Top of Recorded information

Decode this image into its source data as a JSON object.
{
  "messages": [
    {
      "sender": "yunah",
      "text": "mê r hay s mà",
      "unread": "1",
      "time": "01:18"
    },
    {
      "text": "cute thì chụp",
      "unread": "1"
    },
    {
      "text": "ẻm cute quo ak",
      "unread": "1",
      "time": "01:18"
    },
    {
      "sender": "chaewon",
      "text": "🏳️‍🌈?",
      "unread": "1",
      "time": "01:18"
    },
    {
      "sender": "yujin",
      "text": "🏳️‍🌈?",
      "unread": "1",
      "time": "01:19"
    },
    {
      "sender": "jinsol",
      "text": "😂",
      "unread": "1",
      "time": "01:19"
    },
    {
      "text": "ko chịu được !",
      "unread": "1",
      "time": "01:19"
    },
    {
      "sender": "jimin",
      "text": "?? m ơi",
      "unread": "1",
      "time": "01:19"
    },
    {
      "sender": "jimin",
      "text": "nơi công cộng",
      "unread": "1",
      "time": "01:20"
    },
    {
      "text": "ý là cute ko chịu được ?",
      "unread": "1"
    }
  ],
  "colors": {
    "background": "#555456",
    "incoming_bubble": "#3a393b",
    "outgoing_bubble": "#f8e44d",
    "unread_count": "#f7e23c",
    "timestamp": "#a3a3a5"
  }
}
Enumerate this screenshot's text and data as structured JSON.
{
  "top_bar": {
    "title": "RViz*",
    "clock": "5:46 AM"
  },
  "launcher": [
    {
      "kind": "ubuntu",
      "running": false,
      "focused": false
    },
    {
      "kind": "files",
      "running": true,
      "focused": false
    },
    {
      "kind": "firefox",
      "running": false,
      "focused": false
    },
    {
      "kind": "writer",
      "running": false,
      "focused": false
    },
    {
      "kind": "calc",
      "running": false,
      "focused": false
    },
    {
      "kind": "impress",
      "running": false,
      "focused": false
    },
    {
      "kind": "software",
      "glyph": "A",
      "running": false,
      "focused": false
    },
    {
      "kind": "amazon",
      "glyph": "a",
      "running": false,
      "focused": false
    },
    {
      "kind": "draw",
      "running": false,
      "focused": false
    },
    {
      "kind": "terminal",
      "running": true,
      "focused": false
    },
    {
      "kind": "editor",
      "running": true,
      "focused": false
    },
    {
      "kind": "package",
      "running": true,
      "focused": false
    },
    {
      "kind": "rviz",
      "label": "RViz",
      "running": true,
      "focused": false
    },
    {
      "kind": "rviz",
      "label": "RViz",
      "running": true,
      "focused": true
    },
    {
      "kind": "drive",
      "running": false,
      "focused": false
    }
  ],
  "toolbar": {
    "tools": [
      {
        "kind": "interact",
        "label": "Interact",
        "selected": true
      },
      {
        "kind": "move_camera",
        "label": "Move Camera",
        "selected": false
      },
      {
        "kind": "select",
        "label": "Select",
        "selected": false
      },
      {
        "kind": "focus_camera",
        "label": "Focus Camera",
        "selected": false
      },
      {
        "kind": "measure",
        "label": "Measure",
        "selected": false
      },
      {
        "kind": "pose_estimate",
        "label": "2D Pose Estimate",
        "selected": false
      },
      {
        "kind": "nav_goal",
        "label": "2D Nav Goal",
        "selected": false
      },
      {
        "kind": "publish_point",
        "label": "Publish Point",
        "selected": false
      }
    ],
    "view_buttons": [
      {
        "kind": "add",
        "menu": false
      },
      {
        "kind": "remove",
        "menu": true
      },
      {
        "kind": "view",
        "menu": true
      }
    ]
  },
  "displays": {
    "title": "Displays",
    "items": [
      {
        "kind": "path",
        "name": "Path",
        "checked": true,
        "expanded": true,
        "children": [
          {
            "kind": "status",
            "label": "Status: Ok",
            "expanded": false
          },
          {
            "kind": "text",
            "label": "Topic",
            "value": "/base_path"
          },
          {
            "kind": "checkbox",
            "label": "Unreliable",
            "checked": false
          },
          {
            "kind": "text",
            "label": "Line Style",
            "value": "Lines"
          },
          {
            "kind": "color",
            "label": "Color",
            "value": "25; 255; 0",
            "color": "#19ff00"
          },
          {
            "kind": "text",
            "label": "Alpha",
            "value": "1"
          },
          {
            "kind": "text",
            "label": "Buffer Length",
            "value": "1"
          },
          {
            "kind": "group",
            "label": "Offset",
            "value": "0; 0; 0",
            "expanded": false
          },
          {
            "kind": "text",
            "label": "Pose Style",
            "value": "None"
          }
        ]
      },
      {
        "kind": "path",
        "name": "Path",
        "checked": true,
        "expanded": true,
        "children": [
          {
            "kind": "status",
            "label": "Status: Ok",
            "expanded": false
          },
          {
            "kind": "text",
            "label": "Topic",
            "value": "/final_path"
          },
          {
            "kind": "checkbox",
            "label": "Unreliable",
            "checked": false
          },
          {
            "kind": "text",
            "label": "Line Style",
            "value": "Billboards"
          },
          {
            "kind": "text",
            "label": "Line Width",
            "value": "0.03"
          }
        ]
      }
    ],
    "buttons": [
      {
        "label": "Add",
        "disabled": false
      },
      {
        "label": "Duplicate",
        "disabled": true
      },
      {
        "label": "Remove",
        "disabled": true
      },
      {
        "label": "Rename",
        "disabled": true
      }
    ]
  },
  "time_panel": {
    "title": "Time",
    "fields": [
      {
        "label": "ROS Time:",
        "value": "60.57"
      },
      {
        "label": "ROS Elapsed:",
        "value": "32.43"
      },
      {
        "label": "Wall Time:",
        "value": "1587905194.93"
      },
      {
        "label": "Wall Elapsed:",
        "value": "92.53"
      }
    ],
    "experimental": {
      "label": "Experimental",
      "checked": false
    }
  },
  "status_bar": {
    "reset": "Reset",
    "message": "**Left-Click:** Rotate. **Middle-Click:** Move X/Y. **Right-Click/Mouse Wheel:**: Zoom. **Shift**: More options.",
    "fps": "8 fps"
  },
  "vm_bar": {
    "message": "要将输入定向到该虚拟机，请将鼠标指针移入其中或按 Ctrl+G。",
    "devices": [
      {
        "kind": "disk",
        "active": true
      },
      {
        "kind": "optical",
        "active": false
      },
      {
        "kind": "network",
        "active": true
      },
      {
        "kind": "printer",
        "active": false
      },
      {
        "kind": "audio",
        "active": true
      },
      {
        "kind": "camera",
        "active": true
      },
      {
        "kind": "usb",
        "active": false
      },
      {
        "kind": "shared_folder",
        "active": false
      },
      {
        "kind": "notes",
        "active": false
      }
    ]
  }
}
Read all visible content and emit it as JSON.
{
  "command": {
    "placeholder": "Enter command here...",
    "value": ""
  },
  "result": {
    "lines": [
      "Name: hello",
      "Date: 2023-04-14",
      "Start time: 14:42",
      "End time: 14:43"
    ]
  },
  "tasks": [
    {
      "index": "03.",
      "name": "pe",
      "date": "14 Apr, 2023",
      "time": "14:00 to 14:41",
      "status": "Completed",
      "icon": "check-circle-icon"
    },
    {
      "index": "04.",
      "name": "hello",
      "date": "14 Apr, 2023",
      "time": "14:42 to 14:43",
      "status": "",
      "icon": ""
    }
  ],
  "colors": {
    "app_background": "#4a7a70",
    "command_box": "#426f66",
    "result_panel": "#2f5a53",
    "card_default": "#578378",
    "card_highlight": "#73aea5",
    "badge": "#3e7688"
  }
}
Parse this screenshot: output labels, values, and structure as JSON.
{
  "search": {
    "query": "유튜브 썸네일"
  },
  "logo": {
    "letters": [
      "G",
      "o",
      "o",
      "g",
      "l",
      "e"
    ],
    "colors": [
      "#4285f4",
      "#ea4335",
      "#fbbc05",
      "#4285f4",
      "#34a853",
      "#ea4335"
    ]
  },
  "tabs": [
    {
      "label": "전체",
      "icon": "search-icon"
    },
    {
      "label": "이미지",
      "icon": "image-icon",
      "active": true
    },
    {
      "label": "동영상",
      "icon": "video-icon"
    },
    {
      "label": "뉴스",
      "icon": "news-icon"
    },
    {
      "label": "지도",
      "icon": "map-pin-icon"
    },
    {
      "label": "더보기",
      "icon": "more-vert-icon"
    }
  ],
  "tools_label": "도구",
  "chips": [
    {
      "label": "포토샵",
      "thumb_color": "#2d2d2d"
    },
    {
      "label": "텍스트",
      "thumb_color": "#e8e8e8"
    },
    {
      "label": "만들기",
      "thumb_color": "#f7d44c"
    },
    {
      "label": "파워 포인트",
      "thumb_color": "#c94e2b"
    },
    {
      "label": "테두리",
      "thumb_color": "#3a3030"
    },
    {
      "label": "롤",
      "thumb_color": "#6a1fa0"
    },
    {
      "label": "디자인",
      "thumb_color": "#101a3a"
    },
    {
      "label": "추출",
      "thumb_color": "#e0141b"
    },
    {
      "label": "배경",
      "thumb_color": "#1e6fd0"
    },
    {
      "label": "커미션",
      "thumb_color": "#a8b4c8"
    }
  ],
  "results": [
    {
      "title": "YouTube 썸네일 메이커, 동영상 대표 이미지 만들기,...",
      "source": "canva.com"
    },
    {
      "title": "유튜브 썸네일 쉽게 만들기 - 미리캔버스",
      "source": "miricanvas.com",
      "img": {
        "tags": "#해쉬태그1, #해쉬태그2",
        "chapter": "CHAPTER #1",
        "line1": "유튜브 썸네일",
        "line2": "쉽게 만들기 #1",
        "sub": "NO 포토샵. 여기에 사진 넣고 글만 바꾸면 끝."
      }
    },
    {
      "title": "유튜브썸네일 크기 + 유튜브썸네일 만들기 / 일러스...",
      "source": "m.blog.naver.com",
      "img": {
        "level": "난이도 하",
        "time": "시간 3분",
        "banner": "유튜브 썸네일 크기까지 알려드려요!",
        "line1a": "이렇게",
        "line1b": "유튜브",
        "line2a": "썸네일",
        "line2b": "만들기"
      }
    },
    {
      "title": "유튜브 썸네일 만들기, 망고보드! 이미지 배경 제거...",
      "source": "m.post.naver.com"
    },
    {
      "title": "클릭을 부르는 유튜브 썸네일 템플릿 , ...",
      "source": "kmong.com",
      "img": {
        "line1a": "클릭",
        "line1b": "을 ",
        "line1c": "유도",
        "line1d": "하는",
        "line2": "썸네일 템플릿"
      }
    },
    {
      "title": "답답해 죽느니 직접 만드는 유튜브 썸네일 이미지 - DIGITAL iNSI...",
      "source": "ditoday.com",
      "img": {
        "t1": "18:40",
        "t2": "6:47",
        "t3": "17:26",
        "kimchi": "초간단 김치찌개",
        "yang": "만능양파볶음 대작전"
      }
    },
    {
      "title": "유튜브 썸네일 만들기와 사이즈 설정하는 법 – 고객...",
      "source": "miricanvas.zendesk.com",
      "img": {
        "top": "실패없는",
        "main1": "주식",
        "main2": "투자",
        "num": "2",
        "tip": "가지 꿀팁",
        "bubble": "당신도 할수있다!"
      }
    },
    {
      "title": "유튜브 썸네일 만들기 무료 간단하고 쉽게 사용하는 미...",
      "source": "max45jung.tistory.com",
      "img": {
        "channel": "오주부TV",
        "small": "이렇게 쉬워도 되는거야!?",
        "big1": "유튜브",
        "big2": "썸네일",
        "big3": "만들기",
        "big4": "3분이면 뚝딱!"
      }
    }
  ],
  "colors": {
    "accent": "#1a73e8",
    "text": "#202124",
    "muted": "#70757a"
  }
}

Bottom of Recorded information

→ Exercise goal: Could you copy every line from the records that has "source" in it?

→ Exercise result:
Decode this image into its source data as a JSON object.
      "source": "canva.com"
      "source": "miricanvas.com",
      "source": "m.blog.naver.com",
      "source": "m.post.naver.com"
      "source": "kmong.com",
      "source": "ditoday.com",
      "source": "miricanvas.zendesk.com",
      "source": "max45jung.tistory.com",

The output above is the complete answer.